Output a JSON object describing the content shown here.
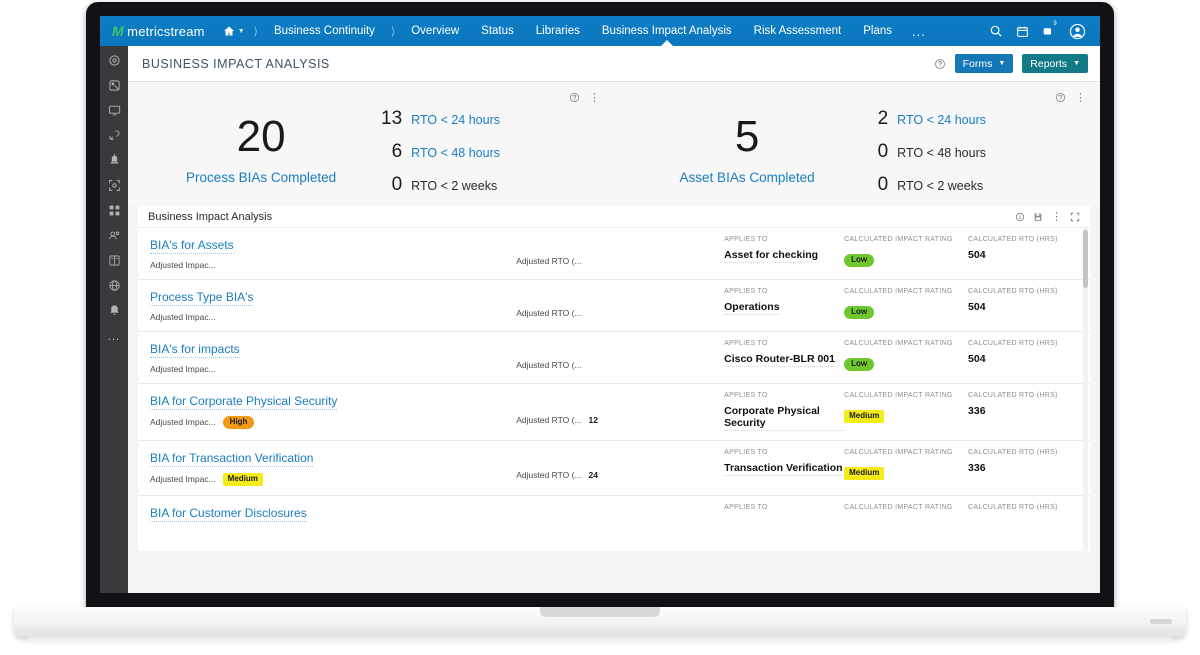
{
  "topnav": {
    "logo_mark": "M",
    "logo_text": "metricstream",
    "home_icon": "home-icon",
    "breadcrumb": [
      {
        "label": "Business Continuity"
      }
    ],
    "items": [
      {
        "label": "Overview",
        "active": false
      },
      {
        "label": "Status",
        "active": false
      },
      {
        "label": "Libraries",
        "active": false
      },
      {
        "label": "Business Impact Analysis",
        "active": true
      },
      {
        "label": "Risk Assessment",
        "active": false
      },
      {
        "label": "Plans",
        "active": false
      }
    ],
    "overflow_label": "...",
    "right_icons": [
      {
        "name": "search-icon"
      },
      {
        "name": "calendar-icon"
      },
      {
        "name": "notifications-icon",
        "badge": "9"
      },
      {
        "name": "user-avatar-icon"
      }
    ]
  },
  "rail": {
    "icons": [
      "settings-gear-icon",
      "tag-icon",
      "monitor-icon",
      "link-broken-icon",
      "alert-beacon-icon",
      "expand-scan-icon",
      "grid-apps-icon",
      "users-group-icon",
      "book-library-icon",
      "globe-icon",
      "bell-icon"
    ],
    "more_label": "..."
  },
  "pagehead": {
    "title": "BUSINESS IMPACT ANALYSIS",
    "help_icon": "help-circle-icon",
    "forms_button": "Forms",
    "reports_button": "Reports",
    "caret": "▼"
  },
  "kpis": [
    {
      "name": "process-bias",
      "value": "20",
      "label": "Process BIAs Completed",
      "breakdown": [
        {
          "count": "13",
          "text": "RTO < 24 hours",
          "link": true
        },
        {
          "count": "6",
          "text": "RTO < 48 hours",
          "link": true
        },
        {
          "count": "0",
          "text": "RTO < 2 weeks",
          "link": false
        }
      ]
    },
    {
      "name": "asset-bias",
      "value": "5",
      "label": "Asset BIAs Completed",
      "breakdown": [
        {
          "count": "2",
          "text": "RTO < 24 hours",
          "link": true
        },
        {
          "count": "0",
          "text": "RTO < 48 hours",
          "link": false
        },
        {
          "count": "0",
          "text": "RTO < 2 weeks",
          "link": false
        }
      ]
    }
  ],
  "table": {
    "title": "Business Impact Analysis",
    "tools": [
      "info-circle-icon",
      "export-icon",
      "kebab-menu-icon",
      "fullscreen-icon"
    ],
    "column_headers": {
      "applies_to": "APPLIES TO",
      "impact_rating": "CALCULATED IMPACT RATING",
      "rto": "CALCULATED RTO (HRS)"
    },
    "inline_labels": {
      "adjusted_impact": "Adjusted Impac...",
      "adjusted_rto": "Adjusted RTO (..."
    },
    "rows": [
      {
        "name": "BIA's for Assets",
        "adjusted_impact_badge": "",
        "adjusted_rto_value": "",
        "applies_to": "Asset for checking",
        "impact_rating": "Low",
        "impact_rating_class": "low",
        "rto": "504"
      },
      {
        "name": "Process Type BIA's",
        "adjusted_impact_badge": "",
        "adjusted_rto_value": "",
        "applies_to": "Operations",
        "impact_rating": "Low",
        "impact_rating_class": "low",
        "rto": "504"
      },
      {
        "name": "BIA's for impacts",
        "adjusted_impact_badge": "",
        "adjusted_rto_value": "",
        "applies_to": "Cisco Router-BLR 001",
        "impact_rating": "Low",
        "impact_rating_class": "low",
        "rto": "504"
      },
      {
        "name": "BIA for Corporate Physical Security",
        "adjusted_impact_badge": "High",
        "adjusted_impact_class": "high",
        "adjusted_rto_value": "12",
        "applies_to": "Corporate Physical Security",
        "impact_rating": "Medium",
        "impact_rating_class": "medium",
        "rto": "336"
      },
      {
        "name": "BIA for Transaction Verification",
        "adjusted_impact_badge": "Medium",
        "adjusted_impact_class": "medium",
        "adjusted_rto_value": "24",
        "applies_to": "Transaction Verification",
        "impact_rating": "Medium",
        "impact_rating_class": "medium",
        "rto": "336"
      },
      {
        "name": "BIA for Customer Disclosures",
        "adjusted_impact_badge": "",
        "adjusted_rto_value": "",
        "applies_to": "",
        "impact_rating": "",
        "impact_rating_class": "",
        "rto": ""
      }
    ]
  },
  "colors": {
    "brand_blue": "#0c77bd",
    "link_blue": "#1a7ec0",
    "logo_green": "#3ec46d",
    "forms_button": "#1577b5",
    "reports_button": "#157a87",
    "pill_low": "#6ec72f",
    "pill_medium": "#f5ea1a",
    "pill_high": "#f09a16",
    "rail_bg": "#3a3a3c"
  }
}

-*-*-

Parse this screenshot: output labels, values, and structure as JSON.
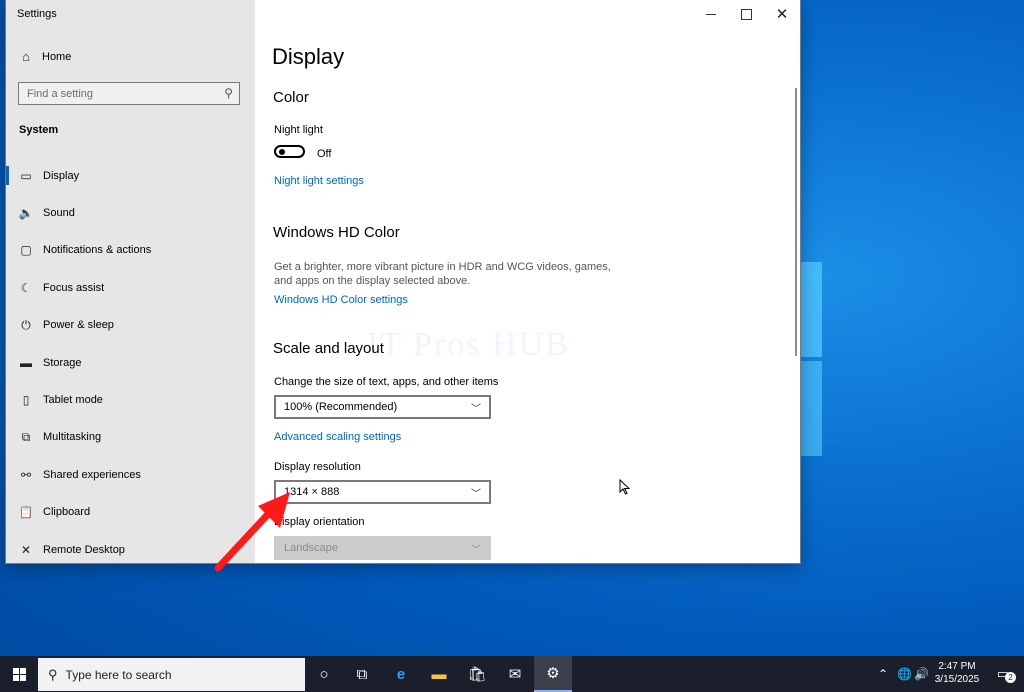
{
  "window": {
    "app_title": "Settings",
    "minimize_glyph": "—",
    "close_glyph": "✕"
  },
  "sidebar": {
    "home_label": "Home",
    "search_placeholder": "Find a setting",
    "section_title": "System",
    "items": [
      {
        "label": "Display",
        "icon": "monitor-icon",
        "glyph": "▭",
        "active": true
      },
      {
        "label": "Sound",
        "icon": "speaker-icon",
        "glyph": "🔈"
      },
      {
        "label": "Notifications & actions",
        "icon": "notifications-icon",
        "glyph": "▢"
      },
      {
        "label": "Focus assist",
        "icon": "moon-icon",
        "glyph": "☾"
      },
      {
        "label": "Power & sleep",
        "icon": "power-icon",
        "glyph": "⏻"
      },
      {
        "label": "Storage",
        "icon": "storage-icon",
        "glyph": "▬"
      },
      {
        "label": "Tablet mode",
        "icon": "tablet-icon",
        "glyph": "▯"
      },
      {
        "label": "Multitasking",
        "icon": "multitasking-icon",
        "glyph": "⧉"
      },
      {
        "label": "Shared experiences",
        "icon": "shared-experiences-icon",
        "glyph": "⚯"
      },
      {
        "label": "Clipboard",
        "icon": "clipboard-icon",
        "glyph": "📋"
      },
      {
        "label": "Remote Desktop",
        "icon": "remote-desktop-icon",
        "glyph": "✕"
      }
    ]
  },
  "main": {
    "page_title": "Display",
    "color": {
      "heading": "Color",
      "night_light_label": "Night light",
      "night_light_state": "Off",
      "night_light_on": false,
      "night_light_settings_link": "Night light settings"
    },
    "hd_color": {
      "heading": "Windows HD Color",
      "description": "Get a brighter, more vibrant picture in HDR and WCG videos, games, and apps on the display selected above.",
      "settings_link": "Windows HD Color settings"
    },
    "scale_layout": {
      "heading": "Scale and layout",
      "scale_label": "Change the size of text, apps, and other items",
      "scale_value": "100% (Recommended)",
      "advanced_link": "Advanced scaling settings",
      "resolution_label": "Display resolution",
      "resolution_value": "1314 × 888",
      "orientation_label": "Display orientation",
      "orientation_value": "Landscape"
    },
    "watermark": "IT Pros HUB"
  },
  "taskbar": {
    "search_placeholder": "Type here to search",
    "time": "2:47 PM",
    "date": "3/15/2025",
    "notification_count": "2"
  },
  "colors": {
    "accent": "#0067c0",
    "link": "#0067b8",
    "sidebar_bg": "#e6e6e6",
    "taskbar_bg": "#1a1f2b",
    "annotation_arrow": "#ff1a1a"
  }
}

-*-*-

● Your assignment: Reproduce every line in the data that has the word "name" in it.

● Response to this exercise:
        "name": "search-icon"
        "name": "calendar-icon"
        "name": "notifications-icon",
        "name": "user-avatar-icon"
      "name": "process-bias",
      "name": "asset-bias",
        "name": "BIA's for Assets",
        "name": "Process Type BIA's",
        "name": "BIA's for impacts",
        "name": "BIA for Corporate Physical Security",
        "name": "BIA for Transaction Verification",
        "name": "BIA for Customer Disclosures",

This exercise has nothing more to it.